The amendment to the Wildlife Act 1975 came into effect on Thursday, officially revoking an outdated law that declared wombats unprotected in some parts of the state.
It follows a state government inquiry into wombat protection laws that was triggered by public outrage after The New Daily revealed wealthy international tourists were being invited to a Murrindindi farm in northern Victoria to hunt the animals.
I know a lot of you were concerned last year when it was revealed wombats were being hunted by wealthy tourists at a…
The farm is owned by a Chinese businessman and partner of Crown casino at the centre of an explosive Nine investigation into links between casinos and organised crime.
Revelations that wombats were being offered as hunting targets for foreign tourists exposed a “confusing” loophole in the Wildlife Act that meant the animals were not protected in 193 parishes in Victoria.
A number of politicians, including Greens Senator Sarah Hanson-Young and Victorian MP Andy Meddick, raised the issue of wombat killing laws in Parliament, demanding the government take action to protect them.
More than 200,000 people signed a petition calling on the Victorian government to protect the animals statewide.
In response to public outrage, the Environment Department promised to review the state’s wombat killing laws.
In December last year, the department confirmed it had completed its review, but gave very few details about what action it would take to stop wombat killings.
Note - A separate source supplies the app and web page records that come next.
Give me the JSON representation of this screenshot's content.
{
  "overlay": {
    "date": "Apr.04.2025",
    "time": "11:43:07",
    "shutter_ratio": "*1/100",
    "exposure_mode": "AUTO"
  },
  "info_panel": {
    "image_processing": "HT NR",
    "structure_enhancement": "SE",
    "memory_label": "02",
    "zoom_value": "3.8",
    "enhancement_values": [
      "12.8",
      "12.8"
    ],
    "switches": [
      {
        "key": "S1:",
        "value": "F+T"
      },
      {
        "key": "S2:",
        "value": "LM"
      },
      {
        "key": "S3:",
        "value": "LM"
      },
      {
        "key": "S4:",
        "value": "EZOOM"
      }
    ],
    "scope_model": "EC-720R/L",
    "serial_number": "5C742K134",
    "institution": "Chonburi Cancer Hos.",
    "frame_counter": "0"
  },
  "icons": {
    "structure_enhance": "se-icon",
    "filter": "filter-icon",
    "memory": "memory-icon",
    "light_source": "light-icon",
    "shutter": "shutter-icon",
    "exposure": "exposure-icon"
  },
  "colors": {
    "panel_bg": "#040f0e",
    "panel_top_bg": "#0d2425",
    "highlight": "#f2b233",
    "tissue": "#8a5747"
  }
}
On Thursday, the Victorian Government overturned the decades-old legal loophole.